**WORK REQUEST**
Among the entries, find each line that includes the string "simanzoli" and list it.

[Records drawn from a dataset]

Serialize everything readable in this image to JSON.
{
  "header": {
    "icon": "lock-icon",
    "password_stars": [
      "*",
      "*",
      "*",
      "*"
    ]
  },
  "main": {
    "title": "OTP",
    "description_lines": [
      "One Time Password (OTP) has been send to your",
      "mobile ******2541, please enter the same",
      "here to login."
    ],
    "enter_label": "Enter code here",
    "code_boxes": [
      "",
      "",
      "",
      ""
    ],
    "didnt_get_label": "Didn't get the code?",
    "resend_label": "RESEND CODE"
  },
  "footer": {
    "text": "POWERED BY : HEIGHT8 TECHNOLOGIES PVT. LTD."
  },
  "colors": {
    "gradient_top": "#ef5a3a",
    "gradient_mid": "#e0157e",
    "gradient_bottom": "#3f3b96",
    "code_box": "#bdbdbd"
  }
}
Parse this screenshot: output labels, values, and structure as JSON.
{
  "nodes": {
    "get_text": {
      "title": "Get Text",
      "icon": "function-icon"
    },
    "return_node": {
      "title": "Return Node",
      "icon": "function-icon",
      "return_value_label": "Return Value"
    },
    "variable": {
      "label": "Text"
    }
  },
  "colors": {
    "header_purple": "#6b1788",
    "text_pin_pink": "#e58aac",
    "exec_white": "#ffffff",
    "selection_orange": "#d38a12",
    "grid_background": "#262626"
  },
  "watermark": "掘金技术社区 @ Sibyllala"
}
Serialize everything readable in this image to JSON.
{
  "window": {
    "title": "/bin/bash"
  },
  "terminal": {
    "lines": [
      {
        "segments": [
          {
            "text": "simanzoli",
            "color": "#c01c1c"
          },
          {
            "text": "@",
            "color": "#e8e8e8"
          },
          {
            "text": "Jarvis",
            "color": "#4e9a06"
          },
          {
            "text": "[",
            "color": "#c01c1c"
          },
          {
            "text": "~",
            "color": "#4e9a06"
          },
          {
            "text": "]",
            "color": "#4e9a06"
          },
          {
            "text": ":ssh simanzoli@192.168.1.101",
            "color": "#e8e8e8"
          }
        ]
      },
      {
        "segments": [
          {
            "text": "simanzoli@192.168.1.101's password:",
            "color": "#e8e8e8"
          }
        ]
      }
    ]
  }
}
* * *
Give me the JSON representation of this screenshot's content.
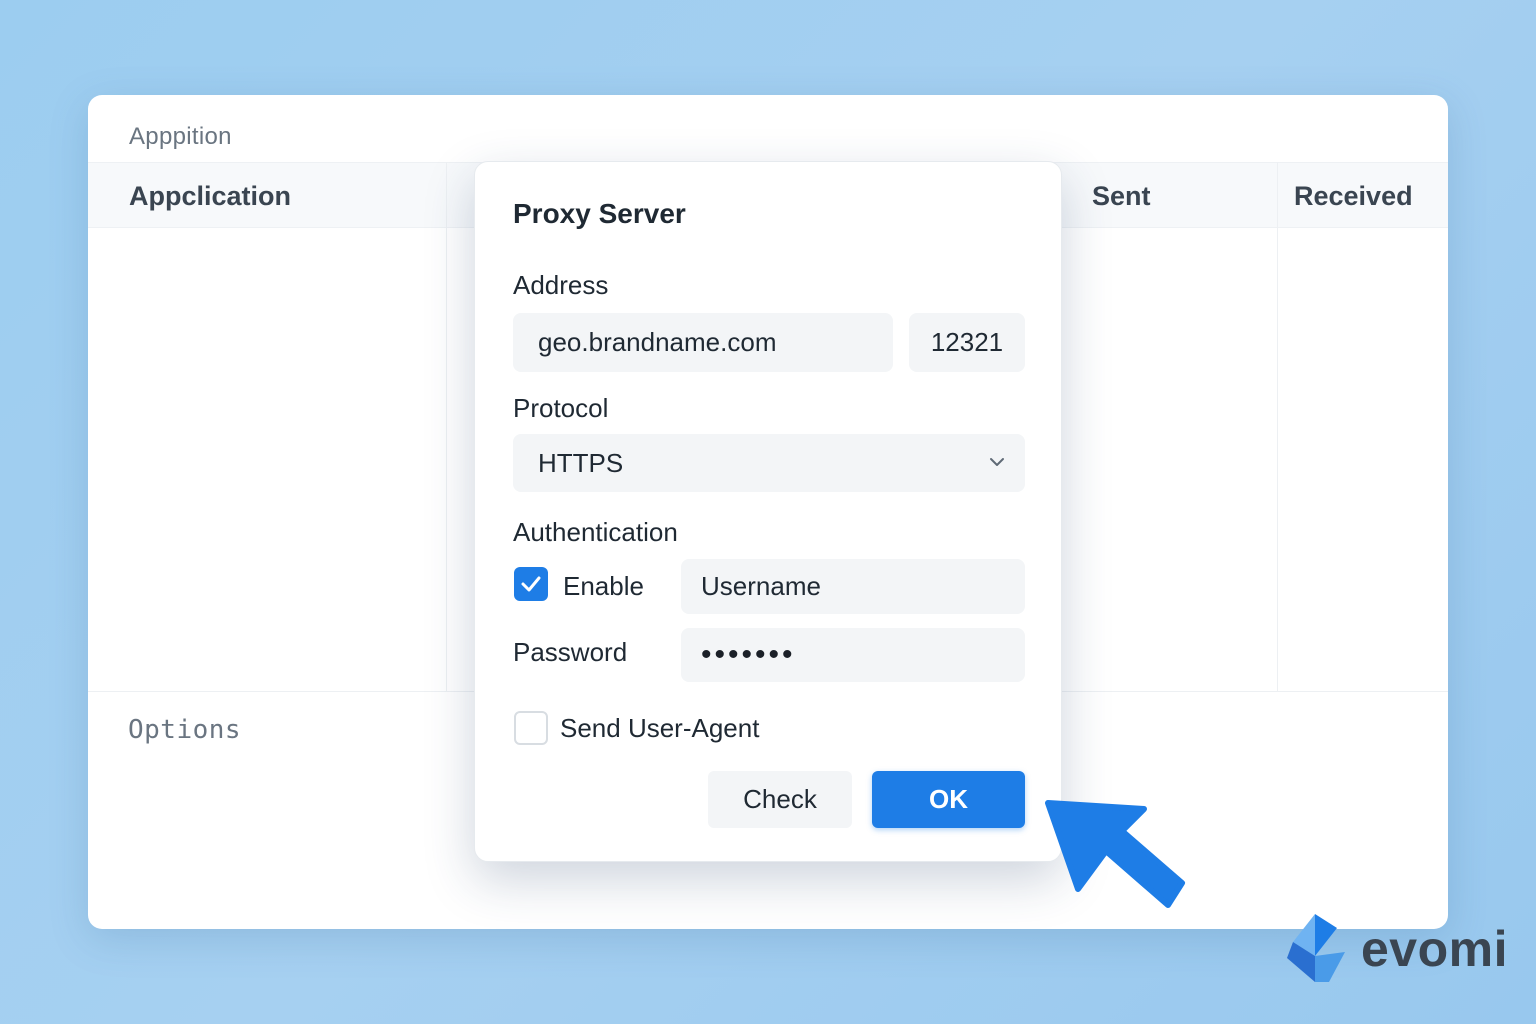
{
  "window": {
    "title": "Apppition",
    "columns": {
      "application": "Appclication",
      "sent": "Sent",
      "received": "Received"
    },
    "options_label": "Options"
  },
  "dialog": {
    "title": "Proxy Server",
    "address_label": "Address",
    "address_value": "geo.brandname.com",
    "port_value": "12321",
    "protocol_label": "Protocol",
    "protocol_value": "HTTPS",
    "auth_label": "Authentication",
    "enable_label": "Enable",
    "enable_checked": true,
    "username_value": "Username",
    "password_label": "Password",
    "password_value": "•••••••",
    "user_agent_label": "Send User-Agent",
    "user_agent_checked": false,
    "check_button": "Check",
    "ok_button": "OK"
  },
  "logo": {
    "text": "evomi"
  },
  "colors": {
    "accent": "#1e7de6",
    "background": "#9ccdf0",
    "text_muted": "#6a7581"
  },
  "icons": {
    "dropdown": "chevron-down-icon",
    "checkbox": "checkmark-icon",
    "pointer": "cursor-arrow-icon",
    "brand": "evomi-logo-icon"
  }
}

**ANSWER SPACE**
            "text": "simanzoli",
            "text": ":ssh simanzoli@192.168.1.101",
            "text": "simanzoli@192.168.1.101's password:",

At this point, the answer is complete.